Pan Xuezhi said: “As to whether middle-aged people are equal to the middle class, there is no way to judge, but why this time will be the middle-aged (intend to immigrate) more it, probably because they have more considerations, the burden on the family, so their judgment of the status quo, may be more time to reflect it, compared to the young people we see that immigration figures, first experienced a big rise, and then In contrast, we see young people that immigration figures, first experienced a big rise, and then to now another big drop, so the impulse of young people to reflect the faster, as just Ronny (Tong Jiahua) mentioned, the study of political judgment is changing a lot.”
Tang Jiahua said the pro-establishment faction or intention to immigrate to mainland China
Democratic thinking convener Tang Jiahua said, compared to the 1980s immigration wave, Hong Kong in recent years the number of people who really immigrated overseas is still not enough at that time more than 60,000 immigrants per year, he also said that people who can really immigrate must have sufficient economic conditions, so the successful immigrants to the middle class and middle-aged people, he also confessed that in recent years, many people from the pro-establishment camp are dissatisfied with the political environment in Hong Kong, they immigrate the The desire to emigrate has indeed increased.

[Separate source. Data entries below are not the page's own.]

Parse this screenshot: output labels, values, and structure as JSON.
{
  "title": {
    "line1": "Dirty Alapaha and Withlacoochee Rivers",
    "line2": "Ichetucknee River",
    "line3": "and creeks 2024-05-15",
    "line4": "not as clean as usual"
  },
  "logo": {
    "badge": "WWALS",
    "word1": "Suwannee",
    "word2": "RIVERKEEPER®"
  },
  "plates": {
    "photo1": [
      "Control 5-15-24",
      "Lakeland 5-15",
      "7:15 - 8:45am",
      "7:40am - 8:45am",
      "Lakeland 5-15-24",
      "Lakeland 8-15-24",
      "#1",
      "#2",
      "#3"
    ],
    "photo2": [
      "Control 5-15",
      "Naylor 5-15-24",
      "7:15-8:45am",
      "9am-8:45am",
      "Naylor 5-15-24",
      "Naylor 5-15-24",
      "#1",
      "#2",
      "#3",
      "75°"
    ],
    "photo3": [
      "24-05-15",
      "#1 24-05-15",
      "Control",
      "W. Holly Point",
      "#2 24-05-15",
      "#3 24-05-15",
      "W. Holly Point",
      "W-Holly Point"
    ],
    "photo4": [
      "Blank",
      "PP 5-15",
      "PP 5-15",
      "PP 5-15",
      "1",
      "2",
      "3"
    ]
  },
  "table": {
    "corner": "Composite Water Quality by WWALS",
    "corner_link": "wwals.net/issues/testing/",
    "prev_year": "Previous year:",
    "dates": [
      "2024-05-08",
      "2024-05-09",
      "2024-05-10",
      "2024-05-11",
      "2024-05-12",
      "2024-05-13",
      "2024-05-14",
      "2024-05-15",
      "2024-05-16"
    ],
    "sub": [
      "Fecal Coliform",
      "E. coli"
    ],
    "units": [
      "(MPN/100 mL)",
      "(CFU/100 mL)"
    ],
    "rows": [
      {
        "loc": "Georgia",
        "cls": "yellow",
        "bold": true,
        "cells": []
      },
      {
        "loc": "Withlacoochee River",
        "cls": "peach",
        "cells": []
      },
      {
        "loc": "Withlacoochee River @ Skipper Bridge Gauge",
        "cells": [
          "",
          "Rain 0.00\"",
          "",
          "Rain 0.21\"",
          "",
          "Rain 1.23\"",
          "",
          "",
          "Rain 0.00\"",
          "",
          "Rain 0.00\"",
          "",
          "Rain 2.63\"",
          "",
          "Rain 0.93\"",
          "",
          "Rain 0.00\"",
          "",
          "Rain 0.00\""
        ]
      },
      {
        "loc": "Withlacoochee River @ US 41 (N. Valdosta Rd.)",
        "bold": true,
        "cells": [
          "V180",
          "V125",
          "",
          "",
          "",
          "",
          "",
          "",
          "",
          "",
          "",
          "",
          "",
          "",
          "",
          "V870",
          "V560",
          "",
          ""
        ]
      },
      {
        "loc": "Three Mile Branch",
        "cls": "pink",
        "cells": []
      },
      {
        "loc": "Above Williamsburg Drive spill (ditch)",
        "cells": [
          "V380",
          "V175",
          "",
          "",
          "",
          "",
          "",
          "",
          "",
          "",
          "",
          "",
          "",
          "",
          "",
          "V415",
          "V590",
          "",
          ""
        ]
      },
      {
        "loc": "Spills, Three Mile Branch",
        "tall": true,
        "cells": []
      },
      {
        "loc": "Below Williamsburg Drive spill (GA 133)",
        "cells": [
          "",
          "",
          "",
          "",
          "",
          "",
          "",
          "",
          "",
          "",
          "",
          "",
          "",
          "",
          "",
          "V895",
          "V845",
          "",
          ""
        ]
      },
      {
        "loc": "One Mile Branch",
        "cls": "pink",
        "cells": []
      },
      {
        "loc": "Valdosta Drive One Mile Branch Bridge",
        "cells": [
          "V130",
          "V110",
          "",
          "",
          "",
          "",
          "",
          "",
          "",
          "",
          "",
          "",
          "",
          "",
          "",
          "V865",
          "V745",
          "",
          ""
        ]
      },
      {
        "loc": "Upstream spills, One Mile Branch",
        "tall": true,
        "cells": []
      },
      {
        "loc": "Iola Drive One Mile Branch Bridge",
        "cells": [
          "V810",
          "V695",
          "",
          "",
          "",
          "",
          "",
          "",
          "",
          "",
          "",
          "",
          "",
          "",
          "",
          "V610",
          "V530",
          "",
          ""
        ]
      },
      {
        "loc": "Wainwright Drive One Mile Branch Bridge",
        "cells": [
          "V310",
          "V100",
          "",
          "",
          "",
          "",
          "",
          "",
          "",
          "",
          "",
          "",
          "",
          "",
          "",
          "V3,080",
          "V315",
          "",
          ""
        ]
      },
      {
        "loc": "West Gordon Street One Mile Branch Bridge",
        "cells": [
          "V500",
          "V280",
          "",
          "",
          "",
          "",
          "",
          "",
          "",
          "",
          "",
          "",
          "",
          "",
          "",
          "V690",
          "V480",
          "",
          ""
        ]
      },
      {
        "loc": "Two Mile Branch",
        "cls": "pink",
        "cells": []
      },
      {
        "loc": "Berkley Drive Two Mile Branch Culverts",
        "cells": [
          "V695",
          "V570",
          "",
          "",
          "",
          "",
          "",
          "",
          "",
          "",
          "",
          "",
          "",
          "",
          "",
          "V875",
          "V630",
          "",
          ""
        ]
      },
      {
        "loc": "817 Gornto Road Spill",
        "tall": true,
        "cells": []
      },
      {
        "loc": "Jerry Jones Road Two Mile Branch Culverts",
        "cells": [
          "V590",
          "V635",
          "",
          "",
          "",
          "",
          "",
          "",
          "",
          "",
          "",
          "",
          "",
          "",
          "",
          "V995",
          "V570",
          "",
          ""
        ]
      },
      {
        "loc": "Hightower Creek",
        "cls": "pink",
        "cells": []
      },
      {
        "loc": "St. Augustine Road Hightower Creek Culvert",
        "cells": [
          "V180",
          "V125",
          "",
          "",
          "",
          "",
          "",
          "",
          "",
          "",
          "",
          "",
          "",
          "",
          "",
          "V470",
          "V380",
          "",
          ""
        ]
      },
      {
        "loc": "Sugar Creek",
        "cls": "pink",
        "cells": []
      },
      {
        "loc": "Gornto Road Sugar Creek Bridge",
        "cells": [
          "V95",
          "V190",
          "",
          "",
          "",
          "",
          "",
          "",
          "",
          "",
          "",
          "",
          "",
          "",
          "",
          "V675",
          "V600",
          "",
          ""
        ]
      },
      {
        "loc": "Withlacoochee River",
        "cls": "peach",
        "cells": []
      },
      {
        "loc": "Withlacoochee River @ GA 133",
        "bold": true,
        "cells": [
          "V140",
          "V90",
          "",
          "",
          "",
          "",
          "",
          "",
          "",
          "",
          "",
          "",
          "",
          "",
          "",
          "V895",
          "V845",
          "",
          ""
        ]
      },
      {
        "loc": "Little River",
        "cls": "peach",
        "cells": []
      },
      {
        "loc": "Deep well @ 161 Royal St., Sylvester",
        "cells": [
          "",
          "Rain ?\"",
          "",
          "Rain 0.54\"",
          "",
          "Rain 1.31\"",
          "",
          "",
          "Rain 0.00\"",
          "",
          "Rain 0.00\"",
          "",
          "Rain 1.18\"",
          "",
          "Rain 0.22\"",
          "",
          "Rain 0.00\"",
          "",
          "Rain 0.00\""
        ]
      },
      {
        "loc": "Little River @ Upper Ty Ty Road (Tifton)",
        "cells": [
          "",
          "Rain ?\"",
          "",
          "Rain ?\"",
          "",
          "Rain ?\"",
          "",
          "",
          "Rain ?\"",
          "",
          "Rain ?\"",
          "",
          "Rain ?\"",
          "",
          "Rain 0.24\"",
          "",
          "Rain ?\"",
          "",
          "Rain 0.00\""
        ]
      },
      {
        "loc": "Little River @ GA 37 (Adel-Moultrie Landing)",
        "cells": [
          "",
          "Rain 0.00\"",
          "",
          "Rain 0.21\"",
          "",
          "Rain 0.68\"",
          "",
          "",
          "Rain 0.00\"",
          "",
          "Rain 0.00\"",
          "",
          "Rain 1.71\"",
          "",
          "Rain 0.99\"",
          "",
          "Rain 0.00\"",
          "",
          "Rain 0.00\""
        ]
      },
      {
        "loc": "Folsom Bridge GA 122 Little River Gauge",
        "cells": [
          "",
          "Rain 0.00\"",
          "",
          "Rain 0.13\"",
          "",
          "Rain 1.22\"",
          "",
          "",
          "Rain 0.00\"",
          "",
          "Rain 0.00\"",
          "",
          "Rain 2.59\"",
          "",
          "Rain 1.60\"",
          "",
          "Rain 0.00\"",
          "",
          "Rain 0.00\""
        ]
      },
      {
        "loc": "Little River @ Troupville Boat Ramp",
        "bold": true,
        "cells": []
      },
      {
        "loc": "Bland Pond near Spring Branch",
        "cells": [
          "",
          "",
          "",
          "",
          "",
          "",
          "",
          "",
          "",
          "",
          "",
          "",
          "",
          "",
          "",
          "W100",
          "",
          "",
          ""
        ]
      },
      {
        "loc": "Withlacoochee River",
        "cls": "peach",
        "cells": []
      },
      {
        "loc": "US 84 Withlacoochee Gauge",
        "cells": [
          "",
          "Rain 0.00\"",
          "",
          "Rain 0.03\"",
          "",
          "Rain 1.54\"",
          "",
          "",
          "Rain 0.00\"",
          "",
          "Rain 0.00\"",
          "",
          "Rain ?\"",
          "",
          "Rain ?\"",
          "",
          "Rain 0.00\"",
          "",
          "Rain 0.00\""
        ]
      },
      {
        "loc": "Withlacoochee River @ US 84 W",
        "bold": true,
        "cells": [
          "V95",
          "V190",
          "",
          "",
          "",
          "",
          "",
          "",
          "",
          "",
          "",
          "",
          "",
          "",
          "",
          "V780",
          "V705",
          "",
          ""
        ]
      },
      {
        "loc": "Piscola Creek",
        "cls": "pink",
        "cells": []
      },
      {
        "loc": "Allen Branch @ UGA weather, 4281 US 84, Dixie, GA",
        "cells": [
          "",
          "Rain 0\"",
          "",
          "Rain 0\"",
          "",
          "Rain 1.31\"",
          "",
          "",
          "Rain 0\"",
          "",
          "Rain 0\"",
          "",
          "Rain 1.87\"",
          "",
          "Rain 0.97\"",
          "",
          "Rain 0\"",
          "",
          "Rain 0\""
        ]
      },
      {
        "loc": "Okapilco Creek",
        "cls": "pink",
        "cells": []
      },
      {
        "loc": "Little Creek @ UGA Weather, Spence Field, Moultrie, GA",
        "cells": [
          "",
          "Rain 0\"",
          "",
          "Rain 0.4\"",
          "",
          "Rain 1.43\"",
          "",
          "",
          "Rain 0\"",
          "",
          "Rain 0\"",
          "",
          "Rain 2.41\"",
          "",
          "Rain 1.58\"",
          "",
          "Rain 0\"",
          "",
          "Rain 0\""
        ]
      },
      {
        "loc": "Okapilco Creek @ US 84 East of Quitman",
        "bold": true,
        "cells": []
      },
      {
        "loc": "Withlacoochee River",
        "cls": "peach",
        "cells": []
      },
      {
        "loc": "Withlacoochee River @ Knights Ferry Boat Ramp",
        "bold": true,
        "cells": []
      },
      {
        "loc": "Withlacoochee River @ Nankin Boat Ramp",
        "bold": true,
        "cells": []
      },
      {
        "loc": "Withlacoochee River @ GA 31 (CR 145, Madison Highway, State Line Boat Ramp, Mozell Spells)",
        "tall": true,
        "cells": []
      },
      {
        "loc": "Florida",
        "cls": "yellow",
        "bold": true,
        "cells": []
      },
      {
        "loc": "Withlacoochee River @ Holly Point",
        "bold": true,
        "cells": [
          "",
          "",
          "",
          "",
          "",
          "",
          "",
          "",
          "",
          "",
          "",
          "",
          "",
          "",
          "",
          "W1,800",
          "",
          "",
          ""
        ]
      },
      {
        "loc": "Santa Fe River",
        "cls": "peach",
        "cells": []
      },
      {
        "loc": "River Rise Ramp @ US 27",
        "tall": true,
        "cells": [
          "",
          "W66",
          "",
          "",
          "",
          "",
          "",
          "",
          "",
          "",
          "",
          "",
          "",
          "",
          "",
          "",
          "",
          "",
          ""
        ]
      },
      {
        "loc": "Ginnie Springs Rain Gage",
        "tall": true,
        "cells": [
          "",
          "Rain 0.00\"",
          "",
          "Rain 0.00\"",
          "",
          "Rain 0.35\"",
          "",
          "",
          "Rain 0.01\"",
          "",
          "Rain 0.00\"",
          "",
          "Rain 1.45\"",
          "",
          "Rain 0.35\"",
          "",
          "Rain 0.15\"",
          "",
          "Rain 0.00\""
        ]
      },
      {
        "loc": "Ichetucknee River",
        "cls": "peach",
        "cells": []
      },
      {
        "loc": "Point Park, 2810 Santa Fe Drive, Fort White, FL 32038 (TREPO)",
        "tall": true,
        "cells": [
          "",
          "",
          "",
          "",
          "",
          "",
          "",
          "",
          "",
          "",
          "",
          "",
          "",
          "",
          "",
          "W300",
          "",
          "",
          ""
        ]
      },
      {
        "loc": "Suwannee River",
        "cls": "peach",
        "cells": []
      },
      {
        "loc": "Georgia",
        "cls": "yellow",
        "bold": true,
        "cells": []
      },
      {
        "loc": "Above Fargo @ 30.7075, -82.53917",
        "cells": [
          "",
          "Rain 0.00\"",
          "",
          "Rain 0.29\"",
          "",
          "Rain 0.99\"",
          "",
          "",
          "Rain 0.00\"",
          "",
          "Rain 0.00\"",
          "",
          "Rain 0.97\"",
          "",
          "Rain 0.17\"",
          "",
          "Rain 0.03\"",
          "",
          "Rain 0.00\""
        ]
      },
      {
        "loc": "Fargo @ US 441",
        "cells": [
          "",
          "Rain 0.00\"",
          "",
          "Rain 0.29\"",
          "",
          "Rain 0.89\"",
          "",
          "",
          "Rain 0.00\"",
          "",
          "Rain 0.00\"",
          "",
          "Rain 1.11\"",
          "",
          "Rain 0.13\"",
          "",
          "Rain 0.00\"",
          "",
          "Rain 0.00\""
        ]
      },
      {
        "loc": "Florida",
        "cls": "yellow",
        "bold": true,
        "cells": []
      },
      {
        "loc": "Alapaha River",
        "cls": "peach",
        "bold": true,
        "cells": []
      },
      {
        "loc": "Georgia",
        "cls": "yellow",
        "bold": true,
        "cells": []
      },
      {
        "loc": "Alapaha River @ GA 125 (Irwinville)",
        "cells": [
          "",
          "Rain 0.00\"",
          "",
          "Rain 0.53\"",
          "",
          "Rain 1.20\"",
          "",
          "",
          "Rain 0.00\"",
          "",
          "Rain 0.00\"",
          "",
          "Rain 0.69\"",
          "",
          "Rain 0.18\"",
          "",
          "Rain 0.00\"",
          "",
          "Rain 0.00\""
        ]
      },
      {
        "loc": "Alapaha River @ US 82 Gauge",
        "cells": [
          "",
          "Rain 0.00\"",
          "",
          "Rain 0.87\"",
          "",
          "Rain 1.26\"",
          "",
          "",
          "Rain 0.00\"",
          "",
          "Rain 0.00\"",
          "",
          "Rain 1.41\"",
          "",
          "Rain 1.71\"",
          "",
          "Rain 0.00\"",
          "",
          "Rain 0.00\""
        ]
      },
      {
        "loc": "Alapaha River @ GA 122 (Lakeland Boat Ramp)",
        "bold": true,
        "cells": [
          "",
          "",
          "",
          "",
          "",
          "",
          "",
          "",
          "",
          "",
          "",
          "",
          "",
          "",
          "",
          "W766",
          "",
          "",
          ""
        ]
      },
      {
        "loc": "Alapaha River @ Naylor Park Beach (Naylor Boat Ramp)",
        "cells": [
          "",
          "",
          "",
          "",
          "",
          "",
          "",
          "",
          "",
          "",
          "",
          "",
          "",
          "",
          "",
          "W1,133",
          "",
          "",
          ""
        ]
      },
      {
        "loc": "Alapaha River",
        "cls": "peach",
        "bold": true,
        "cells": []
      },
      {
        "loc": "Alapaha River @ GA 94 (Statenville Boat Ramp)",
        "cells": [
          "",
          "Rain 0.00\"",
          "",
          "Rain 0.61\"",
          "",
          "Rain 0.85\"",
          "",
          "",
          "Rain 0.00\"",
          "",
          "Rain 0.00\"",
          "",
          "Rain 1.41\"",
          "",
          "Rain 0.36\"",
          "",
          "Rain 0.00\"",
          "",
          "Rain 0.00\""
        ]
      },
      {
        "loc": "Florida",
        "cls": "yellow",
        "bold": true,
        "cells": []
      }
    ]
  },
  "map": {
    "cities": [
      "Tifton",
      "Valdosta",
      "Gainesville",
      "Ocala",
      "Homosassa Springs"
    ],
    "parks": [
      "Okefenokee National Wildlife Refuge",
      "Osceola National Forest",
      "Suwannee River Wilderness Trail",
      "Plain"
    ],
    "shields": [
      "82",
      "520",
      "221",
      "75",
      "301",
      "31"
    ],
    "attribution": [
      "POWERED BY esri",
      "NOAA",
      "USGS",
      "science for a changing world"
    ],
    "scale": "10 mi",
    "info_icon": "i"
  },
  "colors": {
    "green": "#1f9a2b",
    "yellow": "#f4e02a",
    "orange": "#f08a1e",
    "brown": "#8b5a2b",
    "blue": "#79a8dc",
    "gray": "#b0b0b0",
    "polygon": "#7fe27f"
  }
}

Tang said: “In the past, especially the year before last, many people in the pro-establishment camp are very dissatisfied with the situation in Hong Kong, they feel that Hong Kong is unstable, Hong Kong is ‘messed up’, so their desire to emigrate is high. Not surprisingly, they want to immigrate not as they want to go to the United States or the United Kingdom, they may be immigrants back to the mainland may also be, or the Greater Bay Area may also be, so we all have to understand from this perspective, the immigrants spoken of in the pro-establishment camp, may be with your own mind in the type of immigrants are different.”
The survey of democratic thinking shows that respondents who would consider going to the Greater Bay Area fell back from the last survey, the latest figure only 8.2% of respondents said they would consider going to the Greater Bay Area to live or develop, down 3.7 percentage points from 11.9 % in the last survey, while 67.8% of respondents who would not consider going to the Greater Bay Area, that is, nearly 60% of respondents would not consider going to the Greater Bay Area to live or develop. Similar to the last survey.